[Excerpts from an interface dataset]
/---
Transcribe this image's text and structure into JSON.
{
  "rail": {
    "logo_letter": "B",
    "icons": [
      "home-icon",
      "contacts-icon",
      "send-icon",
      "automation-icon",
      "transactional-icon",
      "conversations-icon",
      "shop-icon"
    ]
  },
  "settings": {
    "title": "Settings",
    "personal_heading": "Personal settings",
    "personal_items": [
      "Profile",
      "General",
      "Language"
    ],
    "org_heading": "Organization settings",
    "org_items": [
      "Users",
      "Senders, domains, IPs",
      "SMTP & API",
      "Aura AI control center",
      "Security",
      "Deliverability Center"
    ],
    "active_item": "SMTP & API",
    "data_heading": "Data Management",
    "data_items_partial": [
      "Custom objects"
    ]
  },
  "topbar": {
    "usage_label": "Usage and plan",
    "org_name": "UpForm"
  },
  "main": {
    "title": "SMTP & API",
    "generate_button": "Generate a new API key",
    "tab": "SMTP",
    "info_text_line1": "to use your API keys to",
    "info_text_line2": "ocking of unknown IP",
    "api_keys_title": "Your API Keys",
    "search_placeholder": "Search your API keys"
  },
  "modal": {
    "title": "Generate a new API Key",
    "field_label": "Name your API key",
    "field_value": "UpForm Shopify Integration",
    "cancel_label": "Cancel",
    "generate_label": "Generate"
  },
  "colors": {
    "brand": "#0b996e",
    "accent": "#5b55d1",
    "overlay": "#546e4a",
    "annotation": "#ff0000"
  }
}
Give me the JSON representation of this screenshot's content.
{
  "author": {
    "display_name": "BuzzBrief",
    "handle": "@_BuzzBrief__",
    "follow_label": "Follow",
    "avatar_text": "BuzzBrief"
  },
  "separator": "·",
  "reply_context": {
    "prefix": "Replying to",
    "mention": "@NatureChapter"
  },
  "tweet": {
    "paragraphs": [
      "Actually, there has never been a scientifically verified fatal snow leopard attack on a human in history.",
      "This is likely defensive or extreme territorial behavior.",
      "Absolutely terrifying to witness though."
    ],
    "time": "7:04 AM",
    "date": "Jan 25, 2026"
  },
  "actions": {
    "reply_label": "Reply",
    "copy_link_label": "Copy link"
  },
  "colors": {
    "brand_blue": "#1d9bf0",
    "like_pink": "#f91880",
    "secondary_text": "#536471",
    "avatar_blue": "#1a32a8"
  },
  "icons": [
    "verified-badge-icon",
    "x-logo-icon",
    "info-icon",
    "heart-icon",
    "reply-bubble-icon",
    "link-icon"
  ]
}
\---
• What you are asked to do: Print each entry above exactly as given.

• Answer box:
Transcribe this image's text and structure into JSON.
{
  "rail": {
    "logo_letter": "B",
    "icons": [
      "home-icon",
      "contacts-icon",
      "send-icon",
      "automation-icon",
      "transactional-icon",
      "conversations-icon",
      "shop-icon"
    ]
  },
  "settings": {
    "title": "Settings",
    "personal_heading": "Personal settings",
    "personal_items": [
      "Profile",
      "General",
      "Language"
    ],
    "org_heading": "Organization settings",
    "org_items": [
      "Users",
      "Senders, domains, IPs",
      "SMTP & API",
      "Aura AI control center",
      "Security",
      "Deliverability Center"
    ],
    "active_item": "SMTP & API",
    "data_heading": "Data Management",
    "data_items_partial": [
      "Custom objects"
    ]
  },
  "topbar": {
    "usage_label": "Usage and plan",
    "org_name": "UpForm"
  },
  "main": {
    "title": "SMTP & API",
    "generate_button": "Generate a new API key",
    "tab": "SMTP",
    "info_text_line1": "to use your API keys to",
    "info_text_line2": "ocking of unknown IP",
    "api_keys_title": "Your API Keys",
    "search_placeholder": "Search your API keys"
  },
  "modal": {
    "title": "Generate a new API Key",
    "field_label": "Name your API key",
    "field_value": "UpForm Shopify Integration",
    "cancel_label": "Cancel",
    "generate_label": "Generate"
  },
  "colors": {
    "brand": "#0b996e",
    "accent": "#5b55d1",
    "overlay": "#546e4a",
    "annotation": "#ff0000"
  }
}
Give me the JSON representation of this screenshot's content.
{
  "author": {
    "display_name": "BuzzBrief",
    "handle": "@_BuzzBrief__",
    "follow_label": "Follow",
    "avatar_text": "BuzzBrief"
  },
  "separator": "·",
  "reply_context": {
    "prefix": "Replying to",
    "mention": "@NatureChapter"
  },
  "tweet": {
    "paragraphs": [
      "Actually, there has never been a scientifically verified fatal snow leopard attack on a human in history.",
      "This is likely defensive or extreme territorial behavior.",
      "Absolutely terrifying to witness though."
    ],
    "time": "7:04 AM",
    "date": "Jan 25, 2026"
  },
  "actions": {
    "reply_label": "Reply",
    "copy_link_label": "Copy link"
  },
  "colors": {
    "brand_blue": "#1d9bf0",
    "like_pink": "#f91880",
    "secondary_text": "#536471",
    "avatar_blue": "#1a32a8"
  },
  "icons": [
    "verified-badge-icon",
    "x-logo-icon",
    "info-icon",
    "heart-icon",
    "reply-bubble-icon",
    "link-icon"
  ]
}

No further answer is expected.